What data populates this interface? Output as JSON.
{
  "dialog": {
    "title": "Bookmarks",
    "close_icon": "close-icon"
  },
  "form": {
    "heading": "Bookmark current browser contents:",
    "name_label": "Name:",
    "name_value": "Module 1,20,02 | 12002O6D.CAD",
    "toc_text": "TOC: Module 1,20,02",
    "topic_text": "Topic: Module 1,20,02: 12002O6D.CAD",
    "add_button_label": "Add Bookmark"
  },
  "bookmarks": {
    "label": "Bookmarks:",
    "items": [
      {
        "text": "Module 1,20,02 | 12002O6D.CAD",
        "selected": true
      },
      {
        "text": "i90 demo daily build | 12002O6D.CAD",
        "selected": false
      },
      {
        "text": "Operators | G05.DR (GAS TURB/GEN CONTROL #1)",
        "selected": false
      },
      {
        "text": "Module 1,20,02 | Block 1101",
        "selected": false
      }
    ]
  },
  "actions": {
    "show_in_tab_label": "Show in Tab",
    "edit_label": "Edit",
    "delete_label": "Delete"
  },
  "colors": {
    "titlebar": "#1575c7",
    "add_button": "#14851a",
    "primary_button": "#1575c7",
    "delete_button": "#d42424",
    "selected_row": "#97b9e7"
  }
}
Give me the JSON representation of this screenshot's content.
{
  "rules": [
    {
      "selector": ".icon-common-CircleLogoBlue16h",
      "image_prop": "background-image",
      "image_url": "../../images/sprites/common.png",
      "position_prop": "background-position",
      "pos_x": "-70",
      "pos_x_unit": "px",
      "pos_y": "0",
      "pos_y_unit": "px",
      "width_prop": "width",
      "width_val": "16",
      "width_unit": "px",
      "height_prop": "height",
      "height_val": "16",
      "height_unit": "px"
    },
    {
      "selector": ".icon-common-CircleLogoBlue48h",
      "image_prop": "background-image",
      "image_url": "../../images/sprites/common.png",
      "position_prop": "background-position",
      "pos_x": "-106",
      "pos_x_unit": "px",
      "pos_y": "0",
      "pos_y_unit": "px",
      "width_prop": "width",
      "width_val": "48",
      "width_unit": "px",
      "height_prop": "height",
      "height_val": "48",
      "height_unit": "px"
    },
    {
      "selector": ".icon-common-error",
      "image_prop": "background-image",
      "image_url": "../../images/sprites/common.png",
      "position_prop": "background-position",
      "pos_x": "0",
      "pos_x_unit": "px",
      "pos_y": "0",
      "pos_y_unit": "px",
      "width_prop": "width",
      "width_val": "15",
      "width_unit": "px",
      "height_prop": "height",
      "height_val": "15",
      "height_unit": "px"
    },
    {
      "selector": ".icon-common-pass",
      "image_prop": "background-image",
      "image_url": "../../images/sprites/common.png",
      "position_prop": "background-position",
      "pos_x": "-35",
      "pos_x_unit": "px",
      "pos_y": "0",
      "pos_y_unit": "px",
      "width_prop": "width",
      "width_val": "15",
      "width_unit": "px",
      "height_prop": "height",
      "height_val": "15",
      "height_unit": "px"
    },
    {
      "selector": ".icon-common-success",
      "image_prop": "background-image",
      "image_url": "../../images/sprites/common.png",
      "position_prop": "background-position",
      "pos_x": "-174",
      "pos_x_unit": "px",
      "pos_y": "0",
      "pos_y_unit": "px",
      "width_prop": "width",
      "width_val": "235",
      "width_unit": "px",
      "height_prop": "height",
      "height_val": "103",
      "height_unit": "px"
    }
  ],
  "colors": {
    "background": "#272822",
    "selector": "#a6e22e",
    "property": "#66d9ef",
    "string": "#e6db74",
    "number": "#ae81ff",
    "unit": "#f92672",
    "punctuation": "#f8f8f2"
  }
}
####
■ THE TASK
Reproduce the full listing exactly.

■ TASK RESPONSE
What data populates this interface? Output as JSON.
{
  "dialog": {
    "title": "Bookmarks",
    "close_icon": "close-icon"
  },
  "form": {
    "heading": "Bookmark current browser contents:",
    "name_label": "Name:",
    "name_value": "Module 1,20,02 | 12002O6D.CAD",
    "toc_text": "TOC: Module 1,20,02",
    "topic_text": "Topic: Module 1,20,02: 12002O6D.CAD",
    "add_button_label": "Add Bookmark"
  },
  "bookmarks": {
    "label": "Bookmarks:",
    "items": [
      {
        "text": "Module 1,20,02 | 12002O6D.CAD",
        "selected": true
      },
      {
        "text": "i90 demo daily build | 12002O6D.CAD",
        "selected": false
      },
      {
        "text": "Operators | G05.DR (GAS TURB/GEN CONTROL #1)",
        "selected": false
      },
      {
        "text": "Module 1,20,02 | Block 1101",
        "selected": false
      }
    ]
  },
  "actions": {
    "show_in_tab_label": "Show in Tab",
    "edit_label": "Edit",
    "delete_label": "Delete"
  },
  "colors": {
    "titlebar": "#1575c7",
    "add_button": "#14851a",
    "primary_button": "#1575c7",
    "delete_button": "#d42424",
    "selected_row": "#97b9e7"
  }
}
Give me the JSON representation of this screenshot's content.
{
  "rules": [
    {
      "selector": ".icon-common-CircleLogoBlue16h",
      "image_prop": "background-image",
      "image_url": "../../images/sprites/common.png",
      "position_prop": "background-position",
      "pos_x": "-70",
      "pos_x_unit": "px",
      "pos_y": "0",
      "pos_y_unit": "px",
      "width_prop": "width",
      "width_val": "16",
      "width_unit": "px",
      "height_prop": "height",
      "height_val": "16",
      "height_unit": "px"
    },
    {
      "selector": ".icon-common-CircleLogoBlue48h",
      "image_prop": "background-image",
      "image_url": "../../images/sprites/common.png",
      "position_prop": "background-position",
      "pos_x": "-106",
      "pos_x_unit": "px",
      "pos_y": "0",
      "pos_y_unit": "px",
      "width_prop": "width",
      "width_val": "48",
      "width_unit": "px",
      "height_prop": "height",
      "height_val": "48",
      "height_unit": "px"
    },
    {
      "selector": ".icon-common-error",
      "image_prop": "background-image",
      "image_url": "../../images/sprites/common.png",
      "position_prop": "background-position",
      "pos_x": "0",
      "pos_x_unit": "px",
      "pos_y": "0",
      "pos_y_unit": "px",
      "width_prop": "width",
      "width_val": "15",
      "width_unit": "px",
      "height_prop": "height",
      "height_val": "15",
      "height_unit": "px"
    },
    {
      "selector": ".icon-common-pass",
      "image_prop": "background-image",
      "image_url": "../../images/sprites/common.png",
      "position_prop": "background-position",
      "pos_x": "-35",
      "pos_x_unit": "px",
      "pos_y": "0",
      "pos_y_unit": "px",
      "width_prop": "width",
      "width_val": "15",
      "width_unit": "px",
      "height_prop": "height",
      "height_val": "15",
      "height_unit": "px"
    },
    {
      "selector": ".icon-common-success",
      "image_prop": "background-image",
      "image_url": "../../images/sprites/common.png",
      "position_prop": "background-position",
      "pos_x": "-174",
      "pos_x_unit": "px",
      "pos_y": "0",
      "pos_y_unit": "px",
      "width_prop": "width",
      "width_val": "235",
      "width_unit": "px",
      "height_prop": "height",
      "height_val": "103",
      "height_unit": "px"
    }
  ],
  "colors": {
    "background": "#272822",
    "selector": "#a6e22e",
    "property": "#66d9ef",
    "string": "#e6db74",
    "number": "#ae81ff",
    "unit": "#f92672",
    "punctuation": "#f8f8f2"
  }
}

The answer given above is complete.